### Exercise brief
Please reproduce all the records exactly while leaving out their pictures.

### Dataset entries
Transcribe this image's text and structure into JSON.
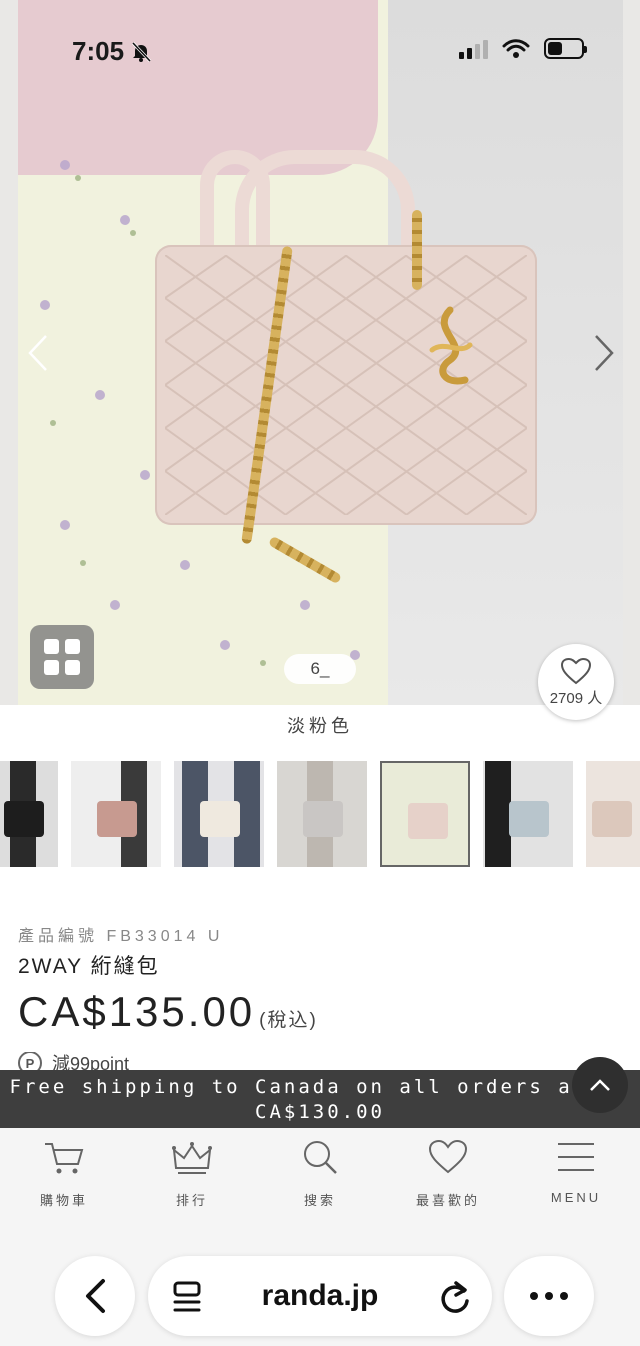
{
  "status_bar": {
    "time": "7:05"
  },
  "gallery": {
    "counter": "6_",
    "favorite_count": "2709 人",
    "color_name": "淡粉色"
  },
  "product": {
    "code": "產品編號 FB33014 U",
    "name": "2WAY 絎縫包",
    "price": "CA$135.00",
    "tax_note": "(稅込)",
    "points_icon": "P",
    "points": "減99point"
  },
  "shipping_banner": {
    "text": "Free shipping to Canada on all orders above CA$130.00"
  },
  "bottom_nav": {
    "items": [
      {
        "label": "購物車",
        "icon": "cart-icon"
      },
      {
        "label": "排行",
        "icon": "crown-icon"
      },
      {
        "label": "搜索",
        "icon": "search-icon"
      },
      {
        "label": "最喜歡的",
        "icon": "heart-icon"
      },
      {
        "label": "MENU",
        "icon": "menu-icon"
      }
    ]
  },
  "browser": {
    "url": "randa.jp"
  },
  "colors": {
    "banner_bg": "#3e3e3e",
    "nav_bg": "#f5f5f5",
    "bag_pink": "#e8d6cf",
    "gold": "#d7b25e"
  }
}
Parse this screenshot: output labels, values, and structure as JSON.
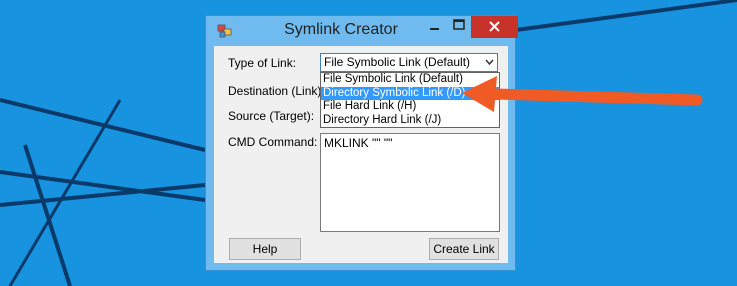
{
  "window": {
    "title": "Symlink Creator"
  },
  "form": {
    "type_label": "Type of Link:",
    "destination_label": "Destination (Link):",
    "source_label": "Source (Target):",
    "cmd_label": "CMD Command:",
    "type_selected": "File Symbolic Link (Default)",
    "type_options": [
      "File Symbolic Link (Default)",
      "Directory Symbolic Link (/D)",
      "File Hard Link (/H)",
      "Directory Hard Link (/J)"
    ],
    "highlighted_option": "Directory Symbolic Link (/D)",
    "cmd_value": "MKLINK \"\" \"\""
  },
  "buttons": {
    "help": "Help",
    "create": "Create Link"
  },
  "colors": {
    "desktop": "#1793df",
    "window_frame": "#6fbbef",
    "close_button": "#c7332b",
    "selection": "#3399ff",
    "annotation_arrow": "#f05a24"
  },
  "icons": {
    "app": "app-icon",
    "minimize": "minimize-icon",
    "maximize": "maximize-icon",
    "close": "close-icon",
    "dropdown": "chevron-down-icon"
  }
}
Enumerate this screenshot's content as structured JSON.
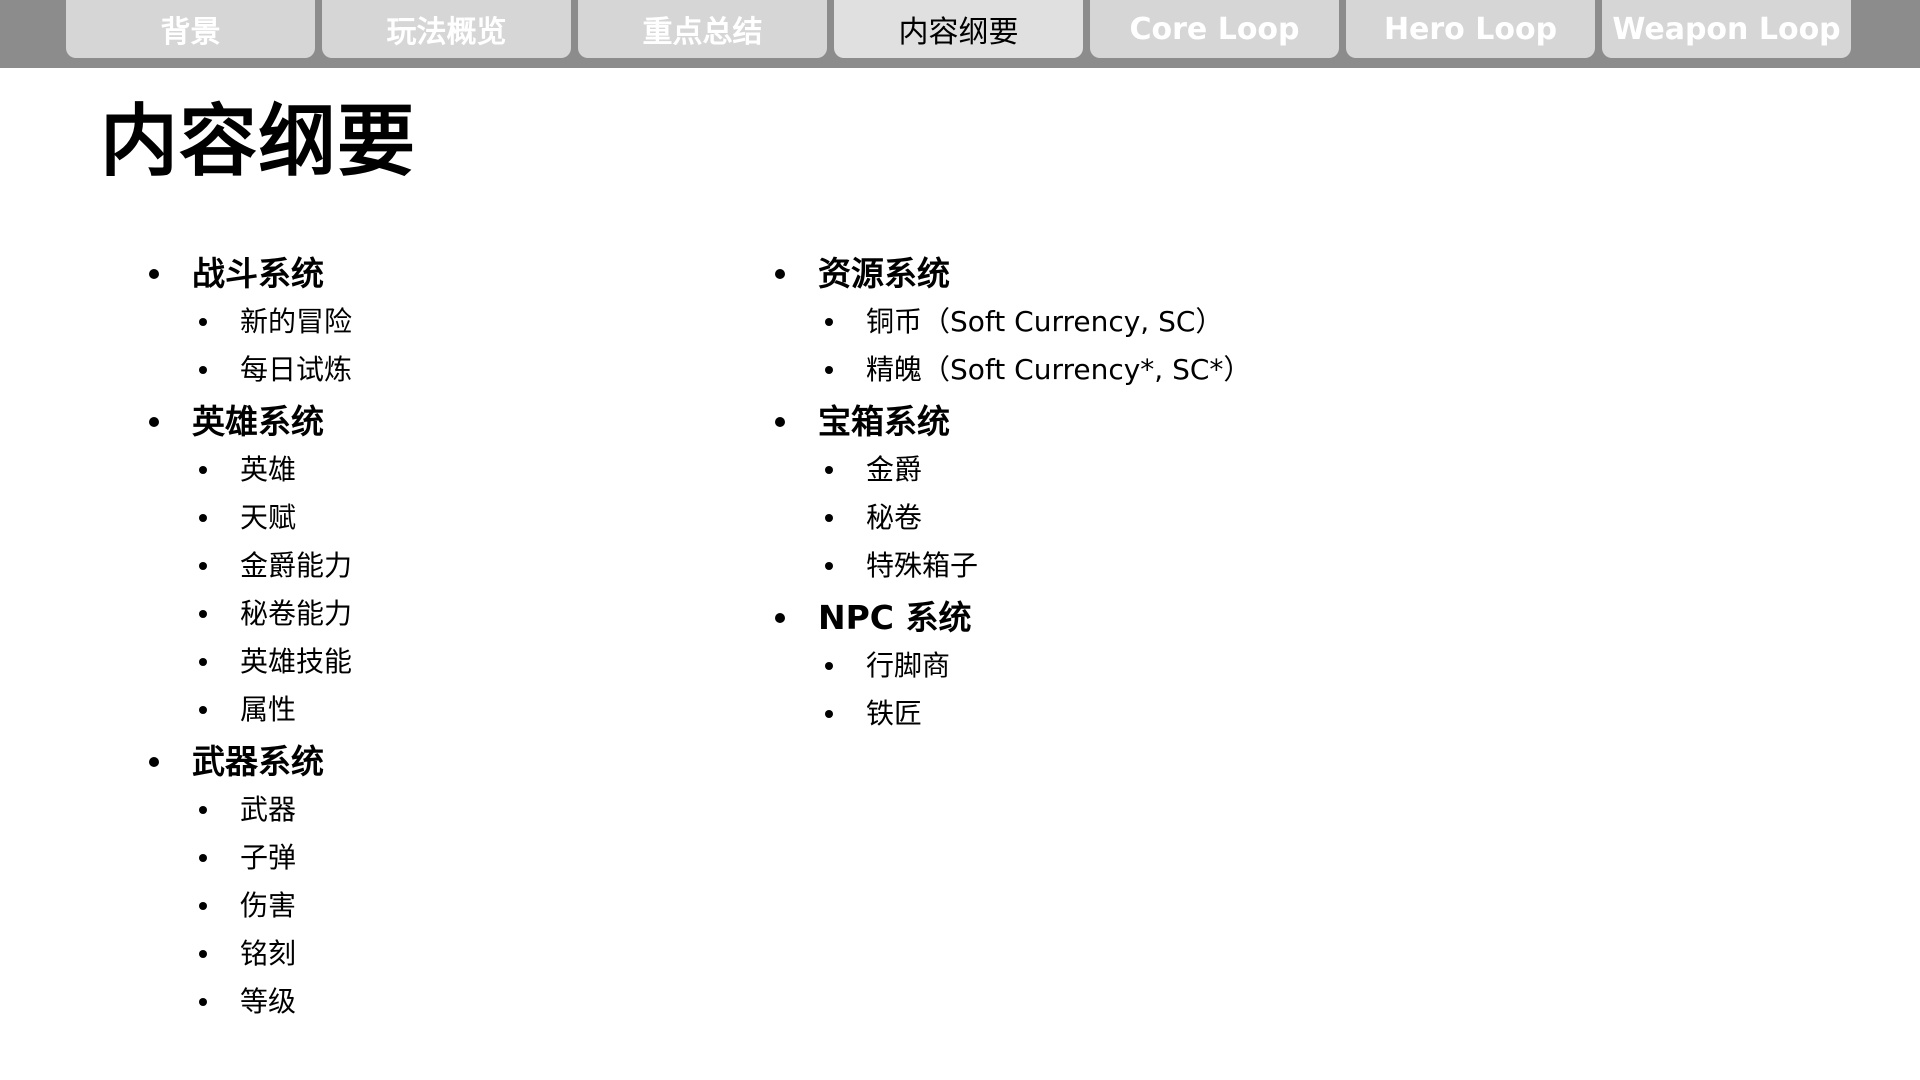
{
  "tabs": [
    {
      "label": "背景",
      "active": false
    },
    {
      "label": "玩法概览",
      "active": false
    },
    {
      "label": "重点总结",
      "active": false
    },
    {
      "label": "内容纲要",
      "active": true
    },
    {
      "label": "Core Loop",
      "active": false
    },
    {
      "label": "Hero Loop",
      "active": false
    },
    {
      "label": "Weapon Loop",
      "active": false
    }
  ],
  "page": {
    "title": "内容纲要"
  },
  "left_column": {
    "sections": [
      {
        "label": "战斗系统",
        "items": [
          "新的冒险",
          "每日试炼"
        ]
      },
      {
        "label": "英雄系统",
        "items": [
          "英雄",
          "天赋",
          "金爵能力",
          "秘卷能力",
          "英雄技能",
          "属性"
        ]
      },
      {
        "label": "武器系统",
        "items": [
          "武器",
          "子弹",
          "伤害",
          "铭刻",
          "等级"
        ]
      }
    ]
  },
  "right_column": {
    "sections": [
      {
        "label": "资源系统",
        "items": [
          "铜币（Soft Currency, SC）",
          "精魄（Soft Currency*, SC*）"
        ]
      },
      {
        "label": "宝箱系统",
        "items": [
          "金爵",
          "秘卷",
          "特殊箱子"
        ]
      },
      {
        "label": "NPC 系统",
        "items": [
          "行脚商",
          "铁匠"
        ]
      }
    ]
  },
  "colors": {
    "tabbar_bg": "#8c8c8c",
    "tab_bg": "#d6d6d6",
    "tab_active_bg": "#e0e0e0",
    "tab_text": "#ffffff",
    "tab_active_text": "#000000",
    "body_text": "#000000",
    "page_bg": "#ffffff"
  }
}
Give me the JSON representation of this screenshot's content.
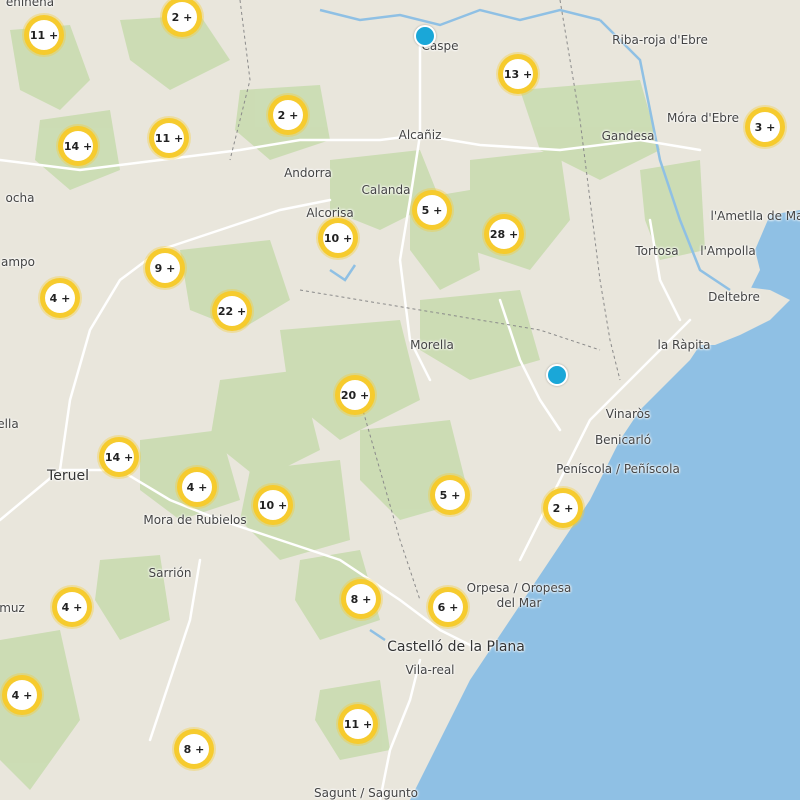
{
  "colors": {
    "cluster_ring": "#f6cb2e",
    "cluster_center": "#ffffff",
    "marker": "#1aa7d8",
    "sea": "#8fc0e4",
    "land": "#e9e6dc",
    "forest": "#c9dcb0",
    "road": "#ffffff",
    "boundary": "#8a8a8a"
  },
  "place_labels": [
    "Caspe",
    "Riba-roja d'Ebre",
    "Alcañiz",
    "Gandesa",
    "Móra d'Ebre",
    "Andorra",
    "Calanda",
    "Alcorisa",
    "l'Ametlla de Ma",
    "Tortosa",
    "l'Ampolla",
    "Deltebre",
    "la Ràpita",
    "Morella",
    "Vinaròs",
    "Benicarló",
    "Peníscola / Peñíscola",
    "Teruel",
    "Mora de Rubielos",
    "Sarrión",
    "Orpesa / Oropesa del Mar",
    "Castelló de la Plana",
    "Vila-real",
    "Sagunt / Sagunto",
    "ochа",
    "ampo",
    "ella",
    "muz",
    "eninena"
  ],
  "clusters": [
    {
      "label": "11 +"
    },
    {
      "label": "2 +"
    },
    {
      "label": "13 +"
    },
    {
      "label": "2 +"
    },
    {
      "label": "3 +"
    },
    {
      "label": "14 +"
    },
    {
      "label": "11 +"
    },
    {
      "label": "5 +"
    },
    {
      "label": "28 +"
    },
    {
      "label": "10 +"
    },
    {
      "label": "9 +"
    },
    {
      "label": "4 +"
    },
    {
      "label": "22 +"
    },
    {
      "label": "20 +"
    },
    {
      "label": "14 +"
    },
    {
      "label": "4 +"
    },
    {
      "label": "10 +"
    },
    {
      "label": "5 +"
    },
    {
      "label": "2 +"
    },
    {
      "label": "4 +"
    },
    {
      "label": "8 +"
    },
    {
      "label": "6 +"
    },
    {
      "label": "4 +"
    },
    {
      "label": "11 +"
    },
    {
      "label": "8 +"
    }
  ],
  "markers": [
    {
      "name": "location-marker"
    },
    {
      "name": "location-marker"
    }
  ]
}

### Written solution
Transcribe this image's text and structure into JSON.
{
  "status_bar": {
    "time": "7:05"
  },
  "gallery": {
    "counter": "6_",
    "favorite_count": "2709 人",
    "color_name": "淡粉色"
  },
  "product": {
    "code": "產品編號 FB33014 U",
    "name": "2WAY 絎縫包",
    "price": "CA$135.00",
    "tax_note": "(稅込)",
    "points_icon": "P",
    "points": "減99point"
  },
  "shipping_banner": {
    "text": "Free shipping to Canada on all orders above CA$130.00"
  },
  "bottom_nav": {
    "items": [
      {
        "label": "購物車",
        "icon": "cart-icon"
      },
      {
        "label": "排行",
        "icon": "crown-icon"
      },
      {
        "label": "搜索",
        "icon": "search-icon"
      },
      {
        "label": "最喜歡的",
        "icon": "heart-icon"
      },
      {
        "label": "MENU",
        "icon": "menu-icon"
      }
    ]
  },
  "browser": {
    "url": "randa.jp"
  },
  "colors": {
    "banner_bg": "#3e3e3e",
    "nav_bg": "#f5f5f5",
    "bag_pink": "#e8d6cf",
    "gold": "#d7b25e"
  }
}
Parse this screenshot: output labels, values, and structure as JSON.
{
  "window": {
    "title": "Symlink Creator"
  },
  "form": {
    "type_label": "Type of Link:",
    "destination_label": "Destination (Link):",
    "source_label": "Source (Target):",
    "cmd_label": "CMD Command:",
    "type_selected": "File Symbolic Link (Default)",
    "type_options": [
      "File Symbolic Link (Default)",
      "Directory Symbolic Link (/D)",
      "File Hard Link (/H)",
      "Directory Hard Link (/J)"
    ],
    "highlighted_option": "Directory Symbolic Link (/D)",
    "cmd_value": "MKLINK \"\" \"\""
  },
  "buttons": {
    "help": "Help",
    "create": "Create Link"
  },
  "colors": {
    "desktop": "#1793df",
    "window_frame": "#6fbbef",
    "close_button": "#c7332b",
    "selection": "#3399ff",
    "annotation_arrow": "#f05a24"
  },
  "icons": {
    "app": "app-icon",
    "minimize": "minimize-icon",
    "maximize": "maximize-icon",
    "close": "close-icon",
    "dropdown": "chevron-down-icon"
  }
}
Enumerate this screenshot's content as structured JSON.
{
  "tabs": [
    {
      "label": "背景",
      "active": false
    },
    {
      "label": "玩法概览",
      "active": false
    },
    {
      "label": "重点总结",
      "active": false
    },
    {
      "label": "内容纲要",
      "active": true
    },
    {
      "label": "Core Loop",
      "active": false
    },
    {
      "label": "Hero Loop",
      "active": false
    },
    {
      "label": "Weapon Loop",
      "active": false
    }
  ],
  "page": {
    "title": "内容纲要"
  },
  "left_column": {
    "sections": [
      {
        "label": "战斗系统",
        "items": [
          "新的冒险",
          "每日试炼"
        ]
      },
      {
        "label": "英雄系统",
        "items": [
          "英雄",
          "天赋",
          "金爵能力",
          "秘卷能力",
          "英雄技能",
          "属性"
        ]
      },
      {
        "label": "武器系统",
        "items": [
          "武器",
          "子弹",
          "伤害",
          "铭刻",
          "等级"
        ]
      }
    ]
  },
  "right_column": {
    "sections": [
      {
        "label": "资源系统",
        "items": [
          "铜币（Soft Currency, SC）",
          "精魄（Soft Currency*, SC*）"
        ]
      },
      {
        "label": "宝箱系统",
        "items": [
          "金爵",
          "秘卷",
          "特殊箱子"
        ]
      },
      {
        "label": "NPC 系统",
        "items": [
          "行脚商",
          "铁匠"
        ]
      }
    ]
  },
  "colors": {
    "tabbar_bg": "#8c8c8c",
    "tab_bg": "#d6d6d6",
    "tab_active_bg": "#e0e0e0",
    "tab_text": "#ffffff",
    "tab_active_text": "#000000",
    "body_text": "#000000",
    "page_bg": "#ffffff"
  }
}
Give me the JSON representation of this screenshot's content.
{
  "colors": {
    "cluster_ring": "#f6cb2e",
    "cluster_center": "#ffffff",
    "marker": "#1aa7d8",
    "sea": "#8fc0e4",
    "land": "#e9e6dc",
    "forest": "#c9dcb0",
    "road": "#ffffff",
    "boundary": "#8a8a8a"
  },
  "place_labels": [
    "Caspe",
    "Riba-roja d'Ebre",
    "Alcañiz",
    "Gandesa",
    "Móra d'Ebre",
    "Andorra",
    "Calanda",
    "Alcorisa",
    "l'Ametlla de Ma",
    "Tortosa",
    "l'Ampolla",
    "Deltebre",
    "la Ràpita",
    "Morella",
    "Vinaròs",
    "Benicarló",
    "Peníscola / Peñíscola",
    "Teruel",
    "Mora de Rubielos",
    "Sarrión",
    "Orpesa / Oropesa del Mar",
    "Castelló de la Plana",
    "Vila-real",
    "Sagunt / Sagunto",
    "ochа",
    "ampo",
    "ella",
    "muz",
    "eninena"
  ],
  "clusters": [
    {
      "label": "11 +"
    },
    {
      "label": "2 +"
    },
    {
      "label": "13 +"
    },
    {
      "label": "2 +"
    },
    {
      "label": "3 +"
    },
    {
      "label": "14 +"
    },
    {
      "label": "11 +"
    },
    {
      "label": "5 +"
    },
    {
      "label": "28 +"
    },
    {
      "label": "10 +"
    },
    {
      "label": "9 +"
    },
    {
      "label": "4 +"
    },
    {
      "label": "22 +"
    },
    {
      "label": "20 +"
    },
    {
      "label": "14 +"
    },
    {
      "label": "4 +"
    },
    {
      "label": "10 +"
    },
    {
      "label": "5 +"
    },
    {
      "label": "2 +"
    },
    {
      "label": "4 +"
    },
    {
      "label": "8 +"
    },
    {
      "label": "6 +"
    },
    {
      "label": "4 +"
    },
    {
      "label": "11 +"
    },
    {
      "label": "8 +"
    }
  ],
  "markers": [
    {
      "name": "location-marker"
    },
    {
      "name": "location-marker"
    }
  ]
}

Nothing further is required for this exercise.